Formal documentation regarding the agreement will be received by Pakistan later today, according to Finance Minister Ishaq Dar, who stated that he would promptly “sign, seal, and return” the documents to the IMF.
Following the announcement, Pakistan’s sovereign dollar bonds experienced an increase in trading value. The greatest gains were seen in the 2024 issue, which rose by over 8 cents to just above 70 cents on the dollar, as reported by Tradeweb data.
The rise in shorter-dated bonds was particularly notable, reflecting lingering skepticism regarding the country’s long-term fiscal outlook. Analysts warn that without an IMF deal, Pakistan’s economic crisis could have escalated into a full-blown debt default.
The $3 billion funding, distributed over nine months, exceeds expectations and is likely to replace the remaining $2.5 billion from a longer-term bailout package known as the Extended Fund Facility, agreed upon in 2019 and expiring today.
In addition to the immediate financial assistance, the IMF funding is expected to unlock further external financing and facilitate debt rollovers, especially from friendly nations like Saudi Arabia and the United Arab Emirates. These countries have already committed approximately $3 billion in support.

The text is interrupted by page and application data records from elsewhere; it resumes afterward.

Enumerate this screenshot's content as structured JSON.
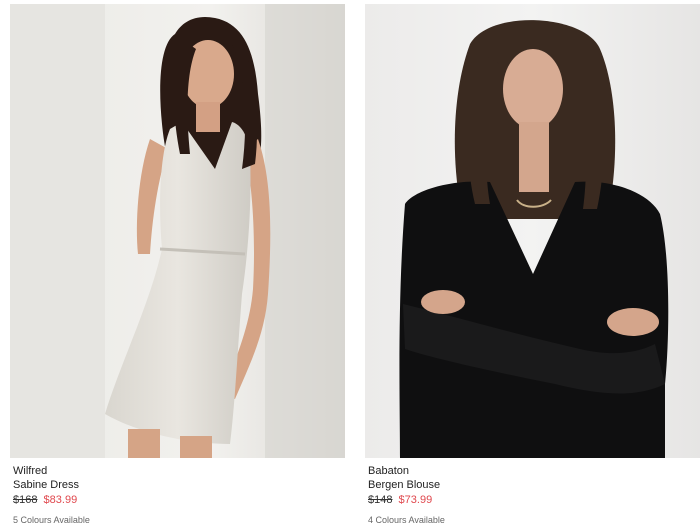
{
  "products": [
    {
      "brand": "Wilfred",
      "name": "Sabine Dress",
      "price_original": "$168",
      "price_sale": "$83.99",
      "colours": "5 Colours Available",
      "image_icon": "product-photo-dress-white"
    },
    {
      "brand": "Babaton",
      "name": "Bergen Blouse",
      "price_original": "$148",
      "price_sale": "$73.99",
      "colours": "4 Colours Available",
      "image_icon": "product-photo-blouse-black"
    }
  ],
  "colors": {
    "sale": "#e0484e",
    "text": "#222222",
    "muted": "#666666"
  }
}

The IMF emphasized that the funding will aid Pakistan’s near-term policy efforts and contribute to the replenishment of its gross reserves, aiming to bring them to a more comfortable level.